The non-profit Foundation for Senior Living is buying the office building from the Catholic Foundation for the Diocese of Tucson, which has outgrown it.
The foundation will lease the Marist College building for 55 years with an option for another 55 years.
The foundation is also raising the money for the renovation and new construction.
The total cost of the projects will come out to $22 million.
Foundation for Senior Living Real Estate Services Director Stephen Hastings said rent will be $440-650 per month, depending on income.
Hastings said there will be no charge for utilities.
For years, there have been efforts to save Marist College. It is considered the tallest adobe building in Arizona at three stories high.
Poster said it's also one of the top 10 endangered historic buildings in the country.
Rescue cannot come too soon.
Poster said new life as affordable senior housing works for downtown.
"We're looking for a mixed, diverse population that reflects the mix and diversity of Tucson," Poster said. "Seniors certainly want to be where the action is, where the cultural activities are, next to the streetcar transportation.
"Part of downtown is to get it revitalized with a whole variety of different people and different in come levels and different interests. Make it a vibrant city center."
The two projects will be paid for with loans, gr ants and tax credits.
Hastings said the city of Tucson will waive impact fees, which could total $330,000 to 450,000.

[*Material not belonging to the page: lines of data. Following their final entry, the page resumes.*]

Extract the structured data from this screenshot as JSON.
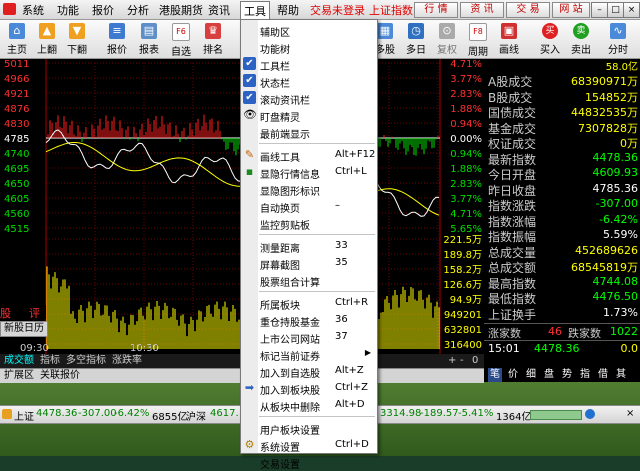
{
  "menubar": {
    "items": [
      "系统",
      "功能",
      "报价",
      "分析",
      "港股期货",
      "资讯",
      "工具",
      "帮助"
    ],
    "status_red": [
      "交易未登录",
      "上证指数"
    ],
    "buttons": [
      "行 情",
      "资 讯",
      "交 易",
      "网 站"
    ],
    "window_buttons": [
      "–",
      "□",
      "×"
    ]
  },
  "toolbar": {
    "buttons": [
      {
        "label": "主页",
        "icon": "home-icon"
      },
      {
        "label": "上翻",
        "icon": "page-up-icon"
      },
      {
        "label": "下翻",
        "icon": "page-down-icon"
      },
      {
        "label": "报价",
        "icon": "quote-icon"
      },
      {
        "label": "报表",
        "icon": "report-icon"
      },
      {
        "label": "自选",
        "icon": "favorites-icon",
        "badge": "F6"
      },
      {
        "label": "排名",
        "icon": "rank-icon"
      }
    ],
    "right_buttons": [
      {
        "label": "多股",
        "icon": "multi-stock-icon"
      },
      {
        "label": "多日",
        "icon": "multi-day-icon"
      },
      {
        "label": "复权",
        "icon": "adjust-icon"
      },
      {
        "label": "周期",
        "icon": "period-icon",
        "badge": "F8"
      },
      {
        "label": "画线",
        "icon": "draw-line-icon"
      },
      {
        "label": "买入",
        "icon": "buy-icon",
        "badge": "买"
      },
      {
        "label": "卖出",
        "icon": "sell-icon",
        "badge": "卖"
      },
      {
        "label": "分时",
        "icon": "timeshare-icon"
      }
    ]
  },
  "chart": {
    "price_ticks": [
      "5011",
      "4966",
      "4921",
      "4876",
      "4830",
      "4785",
      "4740",
      "4695",
      "4650",
      "4605",
      "4560",
      "4515"
    ],
    "pct_ticks": [
      "4.71%",
      "3.77%",
      "2.83%",
      "1.88%",
      "0.94%",
      "0.00%",
      "0.94%",
      "1.88%",
      "2.83%",
      "3.77%",
      "4.71%",
      "5.65%"
    ],
    "vol_ticks": [
      "221.5万",
      "189.8万",
      "158.2万",
      "126.6万",
      "94.9万",
      "949201",
      "632801",
      "316400"
    ],
    "time_labels": [
      "09:30",
      "10:30"
    ],
    "side_labels": [
      "股",
      "评"
    ],
    "side_button": "新股日历",
    "header_value": "58.0亿",
    "base_price": 4785.36
  },
  "right_panel": {
    "rows": [
      {
        "k": "A股成交",
        "v": "68390971万",
        "vc": "#ffff00"
      },
      {
        "k": "B股成交",
        "v": "154852万",
        "vc": "#ffff00"
      },
      {
        "k": "国债成交",
        "v": "44832535万",
        "vc": "#ffff00"
      },
      {
        "k": "基金成交",
        "v": "7307828万",
        "vc": "#ffff00"
      },
      {
        "k": "权证成交",
        "v": "0万",
        "vc": "#ffff00"
      },
      {
        "k": "最新指数",
        "v": "4478.36",
        "vc": "#00ff00"
      },
      {
        "k": "今日开盘",
        "v": "4609.93",
        "vc": "#00ff00"
      },
      {
        "k": "昨日收盘",
        "v": "4785.36",
        "vc": "#ffffff"
      },
      {
        "k": "指数涨跌",
        "v": "-307.00",
        "vc": "#00ff00"
      },
      {
        "k": "指数涨幅",
        "v": "-6.42%",
        "vc": "#00ff00"
      },
      {
        "k": "指数振幅",
        "v": "5.59%",
        "vc": "#ffffff"
      },
      {
        "k": "总成交量",
        "v": "452689626",
        "vc": "#ffff00"
      },
      {
        "k": "总成交额",
        "v": "68545819万",
        "vc": "#ffff00"
      },
      {
        "k": "最高指数",
        "v": "4744.08",
        "vc": "#00ff00"
      },
      {
        "k": "最低指数",
        "v": "4476.50",
        "vc": "#00ff00"
      },
      {
        "k": "上证换手",
        "v": "1.73%",
        "vc": "#ffffff"
      }
    ],
    "rise_label": "涨家数",
    "rise_count": "46",
    "fall_label": "跌家数",
    "fall_count": "1022",
    "time": "15:01",
    "last": "4478.36",
    "vol": "0.0",
    "tabs": [
      "笔",
      "价",
      "细",
      "盘",
      "势",
      "指",
      "借",
      "其"
    ]
  },
  "bottom_tabs": {
    "row1": [
      "成交额",
      "指标",
      "多空指标",
      "涨跌率"
    ],
    "row1_right": [
      "+",
      "-",
      "0"
    ],
    "row2": [
      "扩展区",
      "关联报价"
    ]
  },
  "statusbar": {
    "sh_label": "上证",
    "sh_value": "4478.36",
    "sh_change": "-307.00",
    "sh_pct": "-6.42%",
    "sh_amount": "6855亿",
    "hs_label": "沪深",
    "hs_value": "4617.",
    "other_value": "3314.98",
    "other_change": "-189.57",
    "other_pct": "-5.41%",
    "other_amount": "1364亿"
  },
  "dropdown": {
    "items": [
      {
        "label": "辅助区",
        "shortcut": "",
        "check": false,
        "icon": ""
      },
      {
        "label": "功能树",
        "shortcut": "",
        "check": false,
        "icon": ""
      },
      {
        "label": "工具栏",
        "shortcut": "",
        "check": true,
        "icon": ""
      },
      {
        "label": "状态栏",
        "shortcut": "",
        "check": true,
        "icon": ""
      },
      {
        "label": "滚动资讯栏",
        "shortcut": "",
        "check": true,
        "icon": ""
      },
      {
        "label": "盯盘精灵",
        "shortcut": "",
        "check": false,
        "icon": "eye-icon"
      },
      {
        "label": "最前端显示",
        "shortcut": "",
        "check": false,
        "icon": ""
      },
      {
        "sep": true
      },
      {
        "label": "画线工具",
        "shortcut": "Alt+F12",
        "check": false,
        "icon": "pencil-icon"
      },
      {
        "label": "显隐行情信息",
        "shortcut": "Ctrl+L",
        "check": false,
        "icon": "info-icon"
      },
      {
        "label": "显隐图形标识",
        "shortcut": "",
        "check": false,
        "icon": ""
      },
      {
        "label": "自动换页",
        "shortcut": "–",
        "check": false,
        "icon": ""
      },
      {
        "label": "监控剪贴板",
        "shortcut": "",
        "check": false,
        "icon": ""
      },
      {
        "sep": true
      },
      {
        "label": "测量距离",
        "shortcut": "33",
        "check": false,
        "icon": ""
      },
      {
        "label": "屏幕截图",
        "shortcut": "35",
        "check": false,
        "icon": ""
      },
      {
        "label": "股票组合计算",
        "shortcut": "",
        "check": false,
        "icon": ""
      },
      {
        "sep": true
      },
      {
        "label": "所属板块",
        "shortcut": "Ctrl+R",
        "check": false,
        "icon": ""
      },
      {
        "label": "重仓持股基金",
        "shortcut": "36",
        "check": false,
        "icon": ""
      },
      {
        "label": "上市公司网站",
        "shortcut": "37",
        "check": false,
        "icon": ""
      },
      {
        "label": "标记当前证券",
        "shortcut": "",
        "check": false,
        "icon": "",
        "submenu": "▶"
      },
      {
        "label": "加入到自选股",
        "shortcut": "Alt+Z",
        "check": false,
        "icon": ""
      },
      {
        "label": "加入到板块股",
        "shortcut": "Ctrl+Z",
        "check": false,
        "icon": "arrow-icon"
      },
      {
        "label": "从板块中删除",
        "shortcut": "Alt+D",
        "check": false,
        "icon": ""
      },
      {
        "sep": true
      },
      {
        "label": "用户板块设置",
        "shortcut": "",
        "check": false,
        "icon": ""
      },
      {
        "label": "系统设置",
        "shortcut": "Ctrl+D",
        "check": false,
        "icon": "gear-icon"
      },
      {
        "label": "交易设置",
        "shortcut": "",
        "check": false,
        "icon": ""
      }
    ]
  },
  "colors": {
    "rise": "#ff2020",
    "fall": "#00dd00",
    "price_line": "#ffffff",
    "avg_line": "#ffff00",
    "grid": "#7a0000",
    "accent": "#2b62c4"
  }
}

He said that's standard for non-profit projects.
If all goes well, Hastings said construction could begin in January 2017.